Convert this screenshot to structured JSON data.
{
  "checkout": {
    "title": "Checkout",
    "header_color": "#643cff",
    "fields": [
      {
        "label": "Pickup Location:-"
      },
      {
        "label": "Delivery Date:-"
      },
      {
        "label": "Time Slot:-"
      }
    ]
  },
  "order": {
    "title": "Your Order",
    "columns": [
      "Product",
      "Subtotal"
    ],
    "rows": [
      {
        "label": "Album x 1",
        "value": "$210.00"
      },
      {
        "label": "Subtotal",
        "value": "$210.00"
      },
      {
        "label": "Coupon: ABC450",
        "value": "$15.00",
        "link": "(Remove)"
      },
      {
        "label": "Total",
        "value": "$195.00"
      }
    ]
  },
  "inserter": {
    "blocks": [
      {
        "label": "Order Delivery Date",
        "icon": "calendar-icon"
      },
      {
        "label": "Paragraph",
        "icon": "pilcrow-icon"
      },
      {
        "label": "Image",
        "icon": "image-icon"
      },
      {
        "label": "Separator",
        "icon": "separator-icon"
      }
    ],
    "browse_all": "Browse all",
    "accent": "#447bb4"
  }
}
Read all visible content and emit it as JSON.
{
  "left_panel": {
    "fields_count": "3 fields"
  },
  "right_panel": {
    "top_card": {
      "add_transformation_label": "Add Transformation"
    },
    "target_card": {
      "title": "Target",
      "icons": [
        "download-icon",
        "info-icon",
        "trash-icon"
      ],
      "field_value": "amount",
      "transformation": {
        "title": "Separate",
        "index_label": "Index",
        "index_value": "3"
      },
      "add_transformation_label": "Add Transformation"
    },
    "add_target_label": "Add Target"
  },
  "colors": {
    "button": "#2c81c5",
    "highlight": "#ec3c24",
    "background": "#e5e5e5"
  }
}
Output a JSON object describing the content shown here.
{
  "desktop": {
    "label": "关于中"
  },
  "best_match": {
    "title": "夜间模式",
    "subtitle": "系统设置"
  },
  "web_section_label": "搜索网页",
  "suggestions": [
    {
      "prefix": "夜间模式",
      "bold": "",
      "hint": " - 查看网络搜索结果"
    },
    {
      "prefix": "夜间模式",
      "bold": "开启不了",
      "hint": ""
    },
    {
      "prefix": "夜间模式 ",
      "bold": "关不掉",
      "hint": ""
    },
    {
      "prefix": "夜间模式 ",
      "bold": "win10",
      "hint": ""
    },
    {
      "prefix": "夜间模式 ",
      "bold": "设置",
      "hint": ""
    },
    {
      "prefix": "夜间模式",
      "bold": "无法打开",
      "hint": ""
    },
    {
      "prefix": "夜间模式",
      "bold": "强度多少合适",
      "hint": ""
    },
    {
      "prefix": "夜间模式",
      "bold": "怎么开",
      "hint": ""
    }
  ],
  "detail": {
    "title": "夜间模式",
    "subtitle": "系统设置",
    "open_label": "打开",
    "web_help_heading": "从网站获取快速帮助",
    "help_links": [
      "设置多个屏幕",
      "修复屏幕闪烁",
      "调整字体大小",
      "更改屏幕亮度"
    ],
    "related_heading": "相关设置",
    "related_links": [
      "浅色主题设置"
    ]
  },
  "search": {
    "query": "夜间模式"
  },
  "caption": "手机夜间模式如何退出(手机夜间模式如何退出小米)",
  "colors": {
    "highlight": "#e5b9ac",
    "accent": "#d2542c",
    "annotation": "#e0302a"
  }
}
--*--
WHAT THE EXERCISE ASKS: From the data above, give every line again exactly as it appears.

YOUR RESPONSE:
Convert this screenshot to structured JSON data.
{
  "checkout": {
    "title": "Checkout",
    "header_color": "#643cff",
    "fields": [
      {
        "label": "Pickup Location:-"
      },
      {
        "label": "Delivery Date:-"
      },
      {
        "label": "Time Slot:-"
      }
    ]
  },
  "order": {
    "title": "Your Order",
    "columns": [
      "Product",
      "Subtotal"
    ],
    "rows": [
      {
        "label": "Album x 1",
        "value": "$210.00"
      },
      {
        "label": "Subtotal",
        "value": "$210.00"
      },
      {
        "label": "Coupon: ABC450",
        "value": "$15.00",
        "link": "(Remove)"
      },
      {
        "label": "Total",
        "value": "$195.00"
      }
    ]
  },
  "inserter": {
    "blocks": [
      {
        "label": "Order Delivery Date",
        "icon": "calendar-icon"
      },
      {
        "label": "Paragraph",
        "icon": "pilcrow-icon"
      },
      {
        "label": "Image",
        "icon": "image-icon"
      },
      {
        "label": "Separator",
        "icon": "separator-icon"
      }
    ],
    "browse_all": "Browse all",
    "accent": "#447bb4"
  }
}
Read all visible content and emit it as JSON.
{
  "left_panel": {
    "fields_count": "3 fields"
  },
  "right_panel": {
    "top_card": {
      "add_transformation_label": "Add Transformation"
    },
    "target_card": {
      "title": "Target",
      "icons": [
        "download-icon",
        "info-icon",
        "trash-icon"
      ],
      "field_value": "amount",
      "transformation": {
        "title": "Separate",
        "index_label": "Index",
        "index_value": "3"
      },
      "add_transformation_label": "Add Transformation"
    },
    "add_target_label": "Add Target"
  },
  "colors": {
    "button": "#2c81c5",
    "highlight": "#ec3c24",
    "background": "#e5e5e5"
  }
}
Output a JSON object describing the content shown here.
{
  "desktop": {
    "label": "关于中"
  },
  "best_match": {
    "title": "夜间模式",
    "subtitle": "系统设置"
  },
  "web_section_label": "搜索网页",
  "suggestions": [
    {
      "prefix": "夜间模式",
      "bold": "",
      "hint": " - 查看网络搜索结果"
    },
    {
      "prefix": "夜间模式",
      "bold": "开启不了",
      "hint": ""
    },
    {
      "prefix": "夜间模式 ",
      "bold": "关不掉",
      "hint": ""
    },
    {
      "prefix": "夜间模式 ",
      "bold": "win10",
      "hint": ""
    },
    {
      "prefix": "夜间模式 ",
      "bold": "设置",
      "hint": ""
    },
    {
      "prefix": "夜间模式",
      "bold": "无法打开",
      "hint": ""
    },
    {
      "prefix": "夜间模式",
      "bold": "强度多少合适",
      "hint": ""
    },
    {
      "prefix": "夜间模式",
      "bold": "怎么开",
      "hint": ""
    }
  ],
  "detail": {
    "title": "夜间模式",
    "subtitle": "系统设置",
    "open_label": "打开",
    "web_help_heading": "从网站获取快速帮助",
    "help_links": [
      "设置多个屏幕",
      "修复屏幕闪烁",
      "调整字体大小",
      "更改屏幕亮度"
    ],
    "related_heading": "相关设置",
    "related_links": [
      "浅色主题设置"
    ]
  },
  "search": {
    "query": "夜间模式"
  },
  "caption": "手机夜间模式如何退出(手机夜间模式如何退出小米)",
  "colors": {
    "highlight": "#e5b9ac",
    "accent": "#d2542c",
    "annotation": "#e0302a"
  }
}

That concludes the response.